PROBLEM |
Please reproduce the following records exactly, with nothing omitted.

Dataset rows for apps and sites |

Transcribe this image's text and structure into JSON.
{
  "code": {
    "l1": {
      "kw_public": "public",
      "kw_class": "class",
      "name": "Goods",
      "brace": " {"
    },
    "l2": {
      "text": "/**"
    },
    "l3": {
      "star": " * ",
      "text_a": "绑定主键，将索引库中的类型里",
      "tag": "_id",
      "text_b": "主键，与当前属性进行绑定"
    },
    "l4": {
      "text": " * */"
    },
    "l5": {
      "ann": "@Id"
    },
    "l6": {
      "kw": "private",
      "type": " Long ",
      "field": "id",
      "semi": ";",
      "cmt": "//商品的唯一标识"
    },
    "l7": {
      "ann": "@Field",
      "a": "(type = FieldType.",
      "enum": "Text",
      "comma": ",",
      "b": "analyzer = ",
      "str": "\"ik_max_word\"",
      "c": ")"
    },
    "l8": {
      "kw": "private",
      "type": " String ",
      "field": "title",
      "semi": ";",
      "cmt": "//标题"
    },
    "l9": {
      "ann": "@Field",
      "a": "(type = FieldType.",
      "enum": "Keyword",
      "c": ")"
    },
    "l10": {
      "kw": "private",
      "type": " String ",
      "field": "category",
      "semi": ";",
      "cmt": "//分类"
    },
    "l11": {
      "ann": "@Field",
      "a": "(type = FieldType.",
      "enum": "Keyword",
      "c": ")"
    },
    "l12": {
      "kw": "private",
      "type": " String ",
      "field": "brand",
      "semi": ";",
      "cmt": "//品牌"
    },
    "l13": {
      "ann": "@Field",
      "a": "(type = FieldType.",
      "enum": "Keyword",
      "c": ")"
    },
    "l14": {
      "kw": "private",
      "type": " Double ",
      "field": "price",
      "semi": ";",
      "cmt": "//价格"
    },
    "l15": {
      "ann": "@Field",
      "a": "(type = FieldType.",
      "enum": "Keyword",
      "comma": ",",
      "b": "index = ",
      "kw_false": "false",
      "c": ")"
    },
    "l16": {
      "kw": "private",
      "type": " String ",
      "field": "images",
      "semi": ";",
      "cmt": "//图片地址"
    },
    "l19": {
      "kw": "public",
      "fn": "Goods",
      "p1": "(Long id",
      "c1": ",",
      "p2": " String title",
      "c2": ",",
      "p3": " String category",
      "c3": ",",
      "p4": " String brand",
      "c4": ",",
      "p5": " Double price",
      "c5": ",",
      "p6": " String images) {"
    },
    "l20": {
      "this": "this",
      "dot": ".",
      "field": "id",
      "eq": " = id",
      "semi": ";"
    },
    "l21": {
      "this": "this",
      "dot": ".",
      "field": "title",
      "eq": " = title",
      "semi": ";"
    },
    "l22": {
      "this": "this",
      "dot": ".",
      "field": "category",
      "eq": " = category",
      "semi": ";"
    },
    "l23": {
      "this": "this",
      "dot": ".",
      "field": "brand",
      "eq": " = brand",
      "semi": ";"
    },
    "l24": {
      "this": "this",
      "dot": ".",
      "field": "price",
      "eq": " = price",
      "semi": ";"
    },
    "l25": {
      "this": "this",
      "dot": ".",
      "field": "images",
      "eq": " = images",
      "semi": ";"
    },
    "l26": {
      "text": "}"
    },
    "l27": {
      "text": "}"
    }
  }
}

TASK RESULT |
Transcribe this image's text and structure into JSON.
{
  "code": {
    "l1": {
      "kw_public": "public",
      "kw_class": "class",
      "name": "Goods",
      "brace": " {"
    },
    "l2": {
      "text": "/**"
    },
    "l3": {
      "star": " * ",
      "text_a": "绑定主键，将索引库中的类型里",
      "tag": "_id",
      "text_b": "主键，与当前属性进行绑定"
    },
    "l4": {
      "text": " * */"
    },
    "l5": {
      "ann": "@Id"
    },
    "l6": {
      "kw": "private",
      "type": " Long ",
      "field": "id",
      "semi": ";",
      "cmt": "//商品的唯一标识"
    },
    "l7": {
      "ann": "@Field",
      "a": "(type = FieldType.",
      "enum": "Text",
      "comma": ",",
      "b": "analyzer = ",
      "str": "\"ik_max_word\"",
      "c": ")"
    },
    "l8": {
      "kw": "private",
      "type": " String ",
      "field": "title",
      "semi": ";",
      "cmt": "//标题"
    },
    "l9": {
      "ann": "@Field",
      "a": "(type = FieldType.",
      "enum": "Keyword",
      "c": ")"
    },
    "l10": {
      "kw": "private",
      "type": " String ",
      "field": "category",
      "semi": ";",
      "cmt": "//分类"
    },
    "l11": {
      "ann": "@Field",
      "a": "(type = FieldType.",
      "enum": "Keyword",
      "c": ")"
    },
    "l12": {
      "kw": "private",
      "type": " String ",
      "field": "brand",
      "semi": ";",
      "cmt": "//品牌"
    },
    "l13": {
      "ann": "@Field",
      "a": "(type = FieldType.",
      "enum": "Keyword",
      "c": ")"
    },
    "l14": {
      "kw": "private",
      "type": " Double ",
      "field": "price",
      "semi": ";",
      "cmt": "//价格"
    },
    "l15": {
      "ann": "@Field",
      "a": "(type = FieldType.",
      "enum": "Keyword",
      "comma": ",",
      "b": "index = ",
      "kw_false": "false",
      "c": ")"
    },
    "l16": {
      "kw": "private",
      "type": " String ",
      "field": "images",
      "semi": ";",
      "cmt": "//图片地址"
    },
    "l19": {
      "kw": "public",
      "fn": "Goods",
      "p1": "(Long id",
      "c1": ",",
      "p2": " String title",
      "c2": ",",
      "p3": " String category",
      "c3": ",",
      "p4": " String brand",
      "c4": ",",
      "p5": " Double price",
      "c5": ",",
      "p6": " String images) {"
    },
    "l20": {
      "this": "this",
      "dot": ".",
      "field": "id",
      "eq": " = id",
      "semi": ";"
    },
    "l21": {
      "this": "this",
      "dot": ".",
      "field": "title",
      "eq": " = title",
      "semi": ";"
    },
    "l22": {
      "this": "this",
      "dot": ".",
      "field": "category",
      "eq": " = category",
      "semi": ";"
    },
    "l23": {
      "this": "this",
      "dot": ".",
      "field": "brand",
      "eq": " = brand",
      "semi": ";"
    },
    "l24": {
      "this": "this",
      "dot": ".",
      "field": "price",
      "eq": " = price",
      "semi": ";"
    },
    "l25": {
      "this": "this",
      "dot": ".",
      "field": "images",
      "eq": " = images",
      "semi": ";"
    },
    "l26": {
      "text": "}"
    },
    "l27": {
      "text": "}"
    }
  }
}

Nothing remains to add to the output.